2) First essential rule, is that you must be at least first class. Now, this does not mean "Right, I'm first class, must be on the promotion hit list". It means, that you can be officially promoted to Corporal, as you have the minimum classification required. However, most COs see that you have the 'minimum' required, and all COs would want more from their Corporals than the minimum required. First class Corporals usually exist in smaller and younger Squadrons or if they are incredibly good at what they do and outshine all competition . Most squadrons don't have Corporals until they have reached the Leading, or even Senior classification. Having said that, some squadrons still have Staff Cadets, who are still Cadets. To summarise, having a good Classification level will be of benefit, but CO´s are looking for leadership qualities more than anything.

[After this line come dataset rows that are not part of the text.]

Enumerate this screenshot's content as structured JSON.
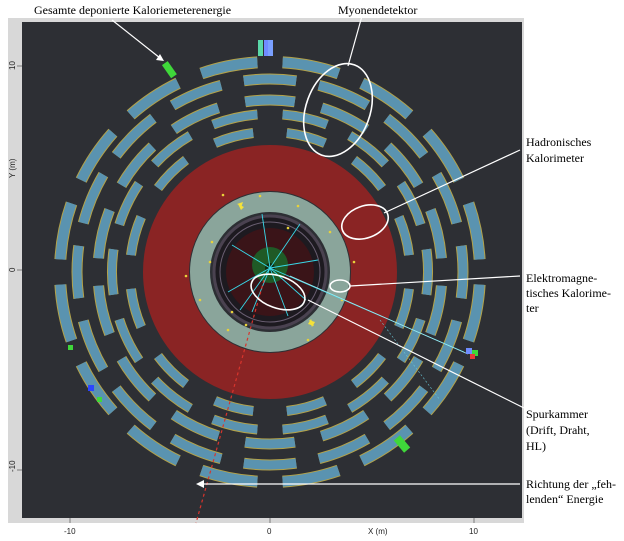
{
  "labels": {
    "calorimeter_energy": "Gesamte deponierte Kaloriemeterenergie",
    "muon_detector": "Myonendetektor",
    "hadronic_calorimeter": [
      "Hadronisches",
      "Kalorimeter"
    ],
    "em_calorimeter": [
      "Elektromagne-",
      "tisches Kalorime-",
      "ter"
    ],
    "tracker": [
      "Spurkammer",
      "(Drift, Draht,",
      "HL)"
    ],
    "missing_energy": [
      "Richtung der „feh-",
      "lenden“ Energie"
    ]
  },
  "axes": {
    "x_label": "X (m)",
    "y_label": "Y (m)",
    "x_ticks": [
      "-10",
      "0",
      "10"
    ],
    "y_ticks": [
      "10",
      "0",
      "-10"
    ]
  },
  "colors": {
    "background": "#2d2f34",
    "muon_chamber": "#5a93b0",
    "muon_outline": "#b3a24a",
    "hadronic": "#8a2424",
    "em": "#8aa59b",
    "tracker": "#2a2228",
    "track": "#39d8e8",
    "missing_energy": "#d8342c",
    "energy_tower": "#3fd83a",
    "highlight": "#ffffff"
  }
}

Promotion to Corporal - Phase 2
1) How good is your General ATC Knowledge? The staff/SNCOs can gather this, by the questions you ask them, and the answers / feedback you give to them. Remember, that as an NCO, you will get asked questions from loads of cadets. "Do we need to be enrolled to do this", "Can we go on that if we are under 13 & 3months", "When are we next going flying", "How do I get that yellow thing?". Nobody wants NCOs that are liable to breed a generation of 'stupid' cadets.

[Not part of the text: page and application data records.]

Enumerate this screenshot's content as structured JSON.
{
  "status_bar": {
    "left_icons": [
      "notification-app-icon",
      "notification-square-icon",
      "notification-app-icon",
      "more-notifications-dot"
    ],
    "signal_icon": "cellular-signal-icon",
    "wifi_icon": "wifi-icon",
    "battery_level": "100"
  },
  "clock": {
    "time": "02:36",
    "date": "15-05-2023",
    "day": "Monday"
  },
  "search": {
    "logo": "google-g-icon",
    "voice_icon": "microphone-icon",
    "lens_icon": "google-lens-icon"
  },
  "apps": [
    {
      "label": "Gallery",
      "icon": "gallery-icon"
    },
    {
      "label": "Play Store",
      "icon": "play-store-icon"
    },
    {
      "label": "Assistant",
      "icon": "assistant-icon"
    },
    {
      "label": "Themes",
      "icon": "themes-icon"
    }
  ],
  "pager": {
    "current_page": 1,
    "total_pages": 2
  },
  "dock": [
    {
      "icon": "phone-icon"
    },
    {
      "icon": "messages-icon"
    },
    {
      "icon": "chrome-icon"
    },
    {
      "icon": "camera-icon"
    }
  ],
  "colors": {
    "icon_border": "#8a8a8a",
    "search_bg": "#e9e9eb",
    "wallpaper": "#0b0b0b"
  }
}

2) Your earned respect. Do cadets come up to you and say "How do you get your shoes so shiny", "You turn up for everything, don't you?", "How come you never get drill wrong?". And the best one: "Why aren't you a Corporal yet?" This is your earned respect. It is not given to you, you have to work for it. Staff like to promote Cadets who already have a bit of respect, rather than have a Corporal that everyone thinks "Why in hell did he get it?"

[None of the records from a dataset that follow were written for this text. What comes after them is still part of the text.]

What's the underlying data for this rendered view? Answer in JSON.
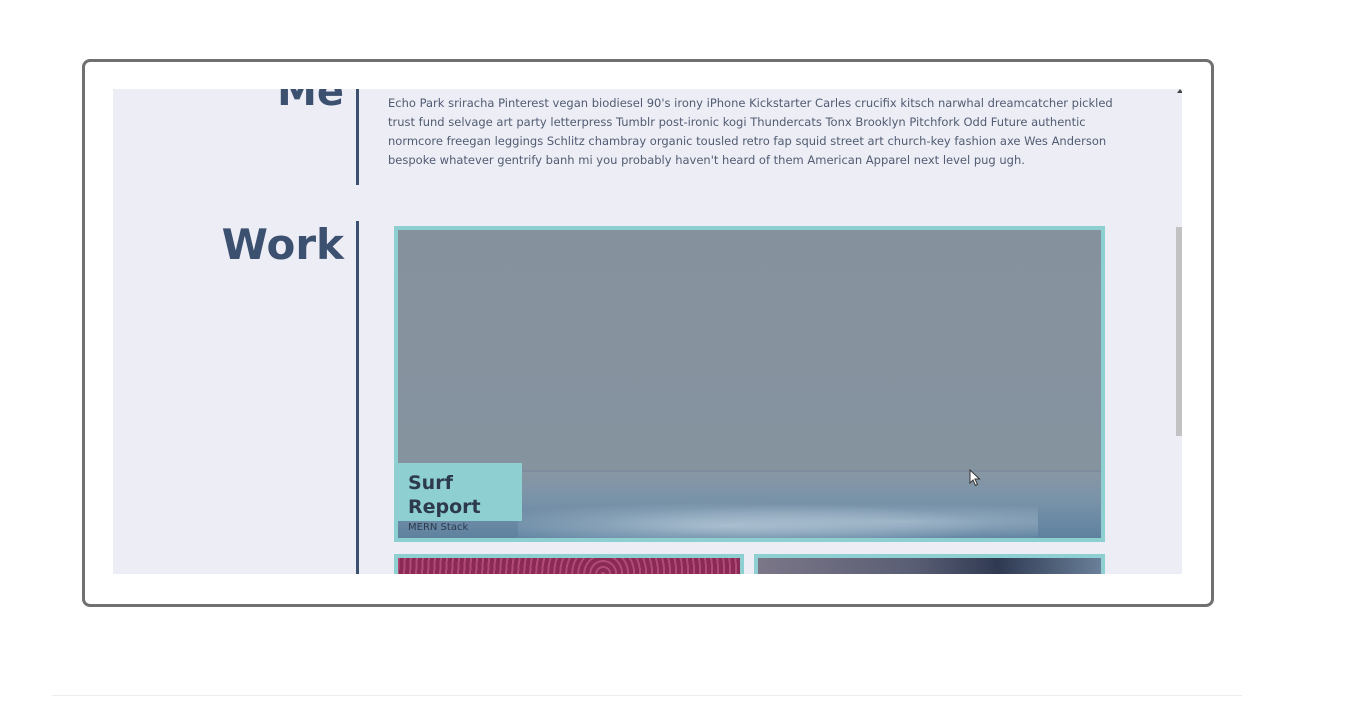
{
  "about": {
    "heading": "Me",
    "text": "Echo Park sriracha Pinterest vegan biodiesel 90's irony iPhone Kickstarter Carles crucifix kitsch narwhal dreamcatcher pickled trust fund selvage art party letterpress Tumblr post-ironic kogi Thundercats Tonx Brooklyn Pitchfork Odd Future authentic normcore freegan leggings Schlitz chambray organic tousled retro fap squid street art church-key fashion axe Wes Anderson bespoke whatever gentrify banh mi you probably haven't heard of them American Apparel next level pug ugh."
  },
  "work": {
    "heading": "Work",
    "projects": [
      {
        "title": "Surf Report",
        "tech": "MERN Stack"
      }
    ]
  },
  "colors": {
    "heading": "#3c5070",
    "accent": "#8ecfd2",
    "page_bg": "#ecedf5",
    "text": "#515c72"
  },
  "icons": {
    "cursor": "mouse-pointer-icon",
    "scroll_up": "scroll-up-arrow-icon"
  }
}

3) Staff don't like shy Corporals, that sit in the corner on their own during break, afraid to take drill etc. That is why they like to see Cadets that other Cadets tend to migrate towards during free time. Cadets do this, not because of their stupidity, but because of the other cadets socialising skills. They want to listen to them, the skills a Corporal should possess. This does not mean, if you are shy, you don't have a chance, it just means you have something to work on. Force it out of yourself a bit, and it will come naturally to you after a few weeks.
The following will also help greatly:-
One factor, that will unfortunately hinder promotion is attendance - both authorized and unauthorized absences. It seems unfair, but if you have a Friday night job, and miss half the Parade nights because of it, then unfortunately your chances will be reduced (but not made nil). The reasoning is that the NCOs are expected to be reliable with regular attendance. This is unfortunate, however there are plenty of people wanting the job, and the best one gets it. There are loads more things, but if you can meet the above, you're off to a great start. The important thing to remember, and I must stress, is that just because you have done all the above, and more, doesn't mean that you will get promoted guaranteed, it will just improve your chances, and could make that difference. Too many times cadets have built up their hopes, followed by expectations for romotion, and when they didn't get it, they were distraught and went off the rails. All of the things above will help you, but if you don't have leadership qualities then you are unlikely to be made an NCO.
Well, there it is. The more you achieve the more help you'll get on an individual basis toward becoming an NCO.
Saturday 1 December, 2012 17:22
This site has been officially registered with
HQ Air Cadets RAF Cranwell
2187 (CANVEY ISLAND) SQUADRON ATC
Design by AirWeb